30th Anniversary Collector's Edition
Director Ridley Scott's visionary future noir is 30, and now only seven years away from the year in which it is set, incredible as that may seem. For those who've never seen this cult-favorite-turned-critically-acclaimed-classic, there's still time to grab a copy of “Blade Runner” 30th Anniversary Collector's Edition before its expiration date.
Based on the novel “Do Androids Dream of Electric Sheep?” by the brilliantly imaginative and off-the-beaten-track speculative fiction author Philip K. Dick, and adapted for the screen by Hampton Fancher and David Peoples, “Blade Runner” defied the usual science fiction conventions of a sleek and shiny yet-to-be world with a grittier, grimier version of the future that bore a closer resemblance to shadowy '40s gumshoe thrillers and hard-bitten '70s crime movies.
Los Angeles in 2019 is dark and rainy 24/7, with incredibly massive and towering buildings and flying “spinner cars” rising above seedy, overcrowded and trash-strewn streets that resemble a cross between the bawdier districts of downtown Saigon during the Vietnam War and New Orleans' old strip-joint row.

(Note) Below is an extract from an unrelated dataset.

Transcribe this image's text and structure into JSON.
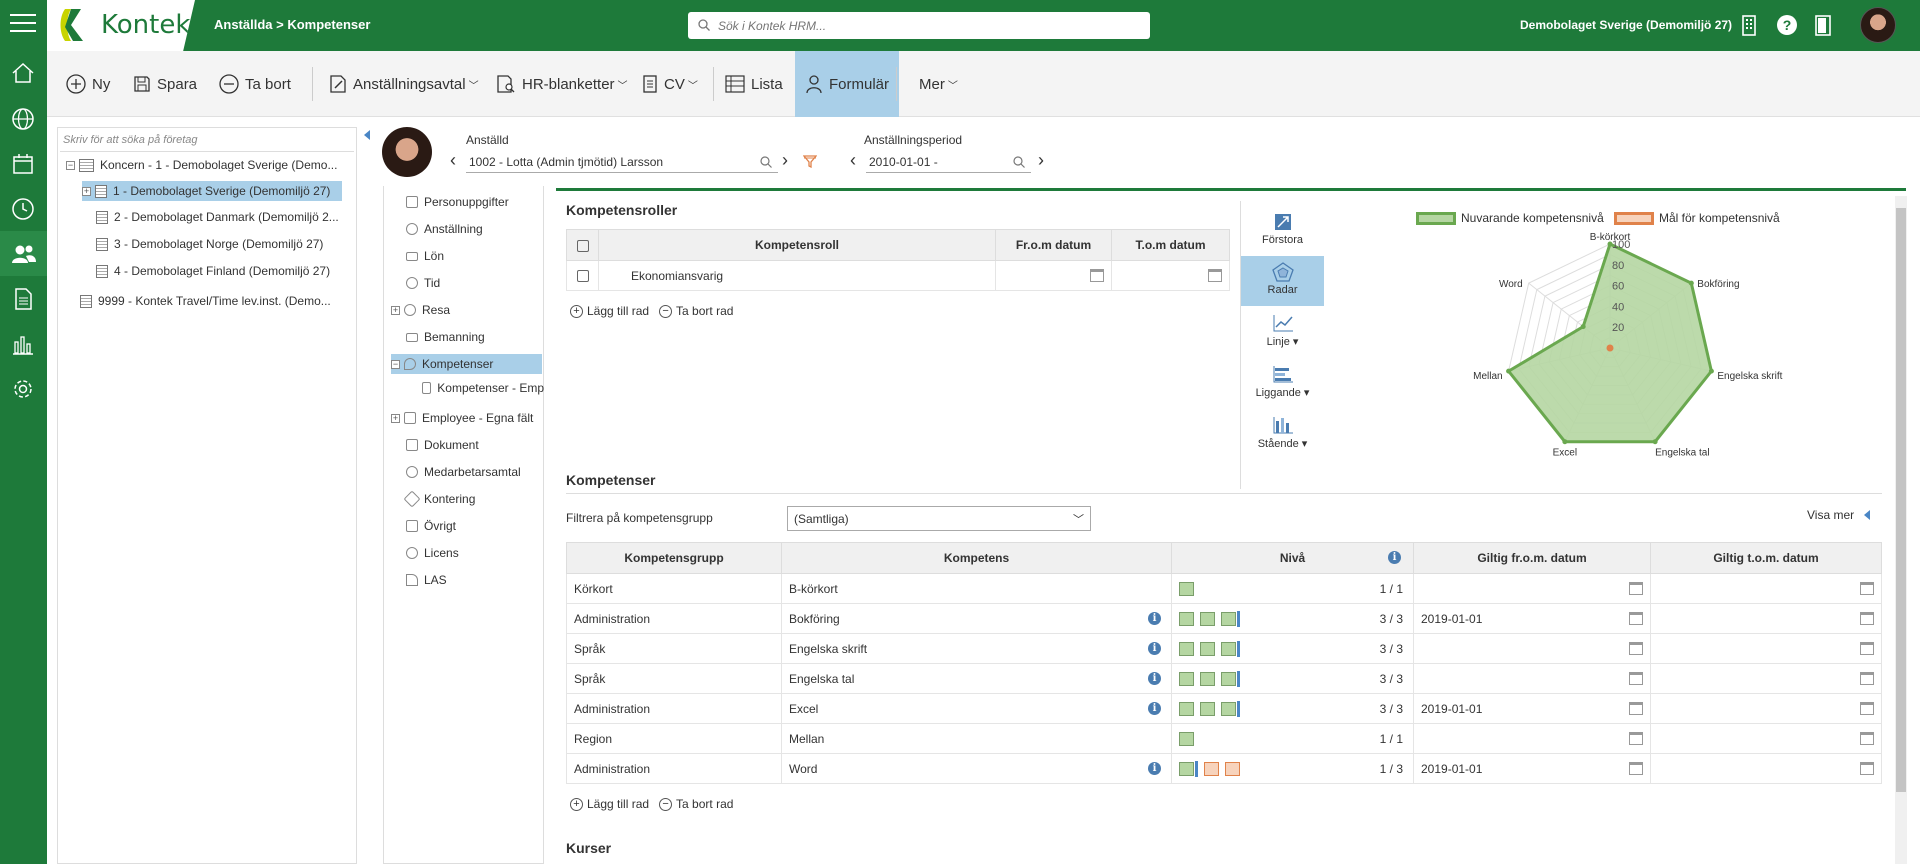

This is the stomping ground of Rick Deckard (a perfectly jaded-looking, trench-coated Harrison Ford), a special police “blade runner” who hunts down fugitive “replicants,” which are humanlike beings manufactured to do dangerous and/or degrading work on Earth's off-world colonies.
The 1982 film presages such 21st century conditions and phenomena as overpopulation, global warming, urban deterioration and genetic engineering, not to mention retro and cyberpunk trends. Sean Young as Deckard's love interest — who may or may not be a replicant — is tricked out in '40s hairdo and garb resembling Joan Crawford in “Mildred Pierce,” while Daryl Hannah — definitely a deadly replicant — looks like a slam-dancer from the heyday of CBGB's.
Still one of the most visually stylish and arresting special effects epics of the last three decades, the three-disc anniversary set includes the 1982 U.S. cut, the 1982 international cut, the 1991 director's cut and the 2007 final cut, all in Blu-ray, all with Ridley Scott introductions, plus featurettes on the making of the movie, author Dick, the novel versus the film, an interview with Dick, and featurettes on the film's graphic design, wardrobe and styling.
— Gene Triplett